"(Manning and Brady) have been tied together, no doubt, 1A-1B as the greatest players in the game. You know they'll probably be compared for a long time even after their careers."
McKay: Helmets coming off at faster rate
Falcons president and NFL competition committee co-chairman Rich McKay didn't want to say whether the NFL gave guidelines to all 32 team owners on how to prepare for a lockout during their meeting Tuesday, but he did take a swipe at Colts president Bill Polian, who had to backtrack recently after saying an 18-game regular season was a done deal.
"I will leave that to the league to discuss," McKay said, when asked about the specifics of Tuesday morning's presentation. "I will leave that to Bill Polian or the league to discuss. And that's a cheap shot at Bill. I'm sorry.
"It is a fair question, just not for me."
McKay did have plenty to say, however, when the topic of player safety was broached in his discussion with reporters. McKay seemed bothered by the numbers of helmets he's seen coming off players' heads in the first five weeks of the season.
"We just want to pay attention to the fact that there's no question, at least in our mind, that helmets coming off is happening at a faster rate than it used to," he said. "We put the one rule in this year, which was protecting the ballcarrier and just making the play dead when (his helmet comes off), but we want to go back and figure out the answer to why (it's happening so frequently)."

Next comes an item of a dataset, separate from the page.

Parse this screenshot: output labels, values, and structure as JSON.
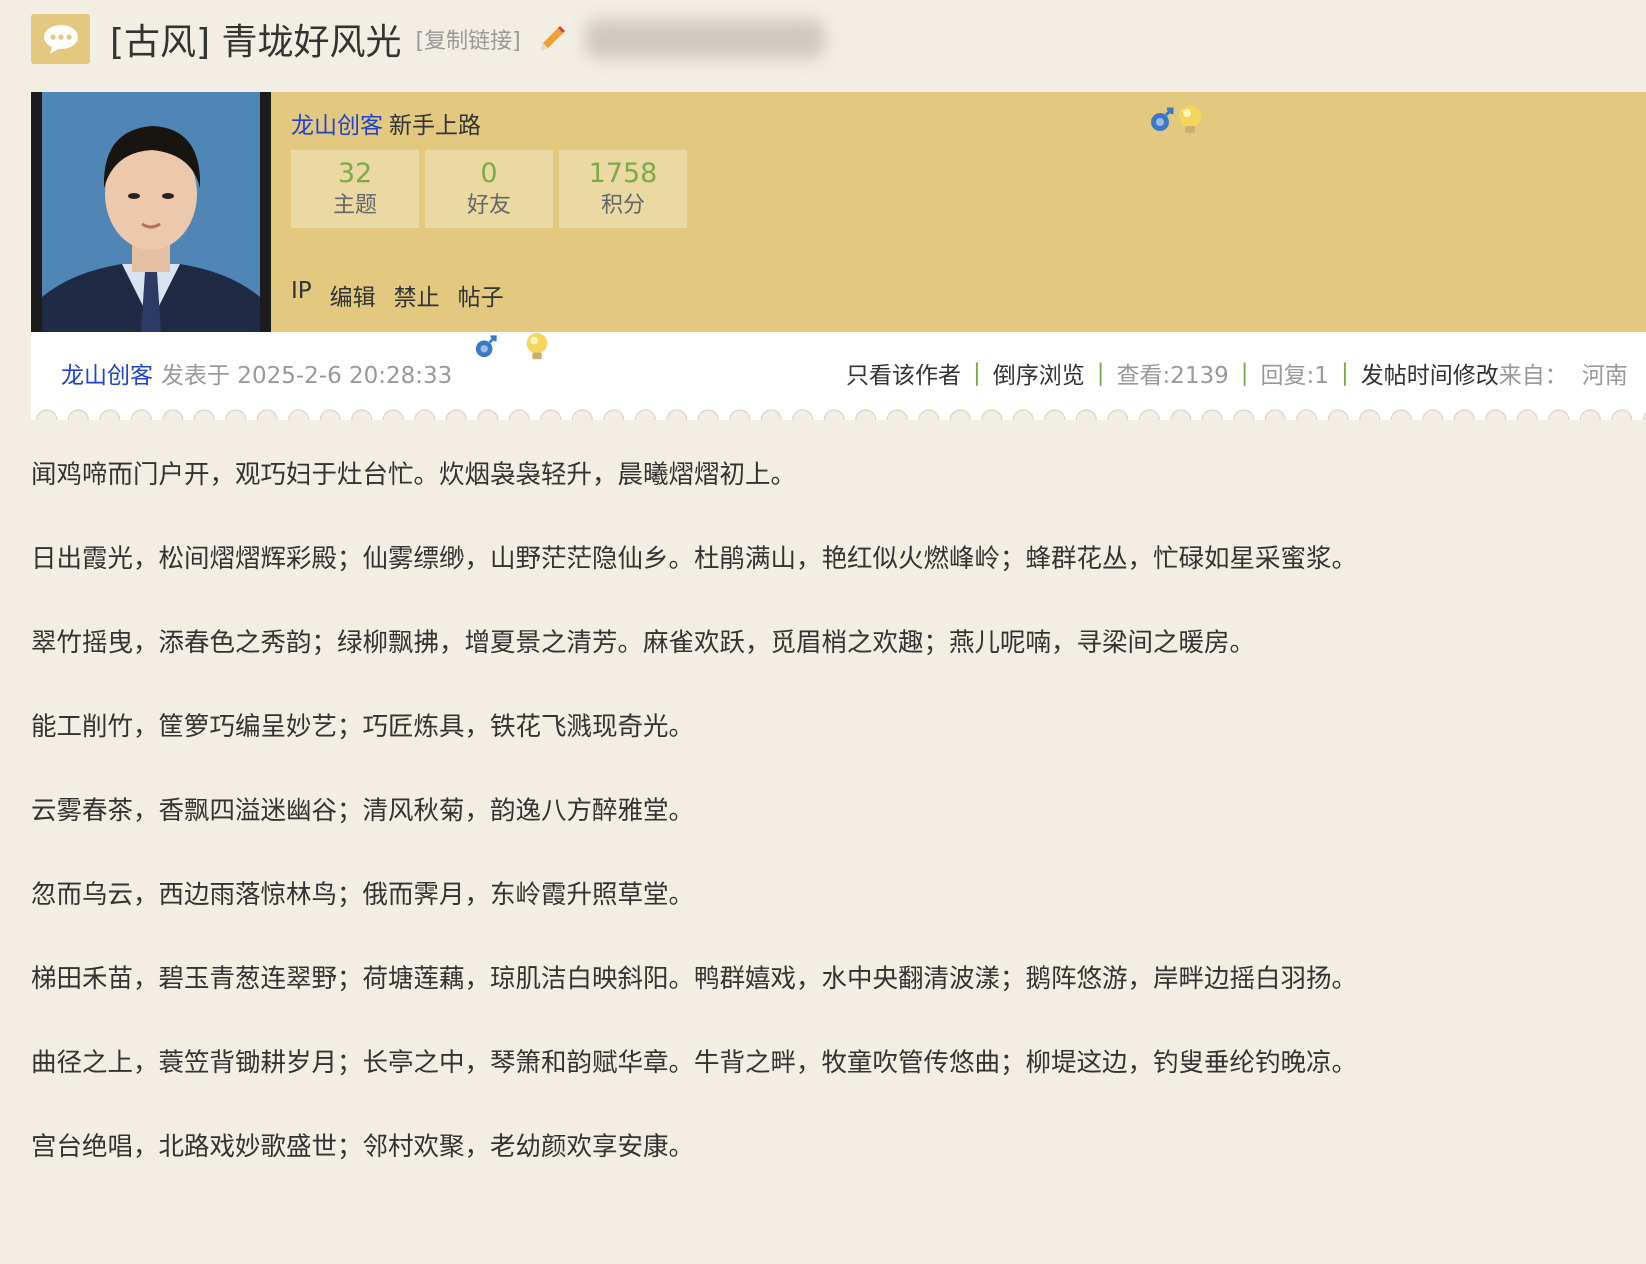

McKay also said he expects the rule that's now associated with Lions WR Calvin Johnson to be reviewed again by the competition committee. What appeared to be a game-winning touchdown catch by Johnson in Week One — he landed with both feet inbounds in the endzone and appeared to establish possession — was ruled an incompletion because the ball came out of Johnson's hand when he hit the ground.
"A rule like that, which is the going-to-the-ground rule, I would say will definitely be discussed," McKay said. "It's been discussed for the last couple years. It's a most difficult rule because you write rules for on-field officials and not so much for people like us watching it in replay or watching at home on TV.
"There's a definite conflict. I think we need to go back and look at that rule and make sure that we haven't extended it too far, but it is not easy to do because most plays don't happen at the pace that Calvin Johnson's play happened. That makes it difficult. ... Will it be reviewed? Yeah, I would be surprised if it wouldn't be discussed."
Nike to replace Reebok as NFL's uniform supplier in 2012
The NFL will be dressed in a new set of partners' gear starting in 2012, the league announced at the annual fall meeting Tuesday. The biggest change came with the teams' jerseys. Reebok, which had owned the rights since 2001, will continue to outfit the league's official uniforms through 2011 and then will be replaced by Nike starting in 2012.
"We have spent considerable time the past few years vigorously evaluating our apparel business," executive vice president of NFL ventures and business operations Eric Grubman said. "The new framework will provide fans with a wider breadth of merchandise from global category leaders in the sports licensed apparel industry."
New Era will be the official on-field headgear providers. Under Armour will continue to sponsor the NFL Scouting Combine. G-III, VF, Outerstuff and ’47 Brand will continue to produce fan apparel.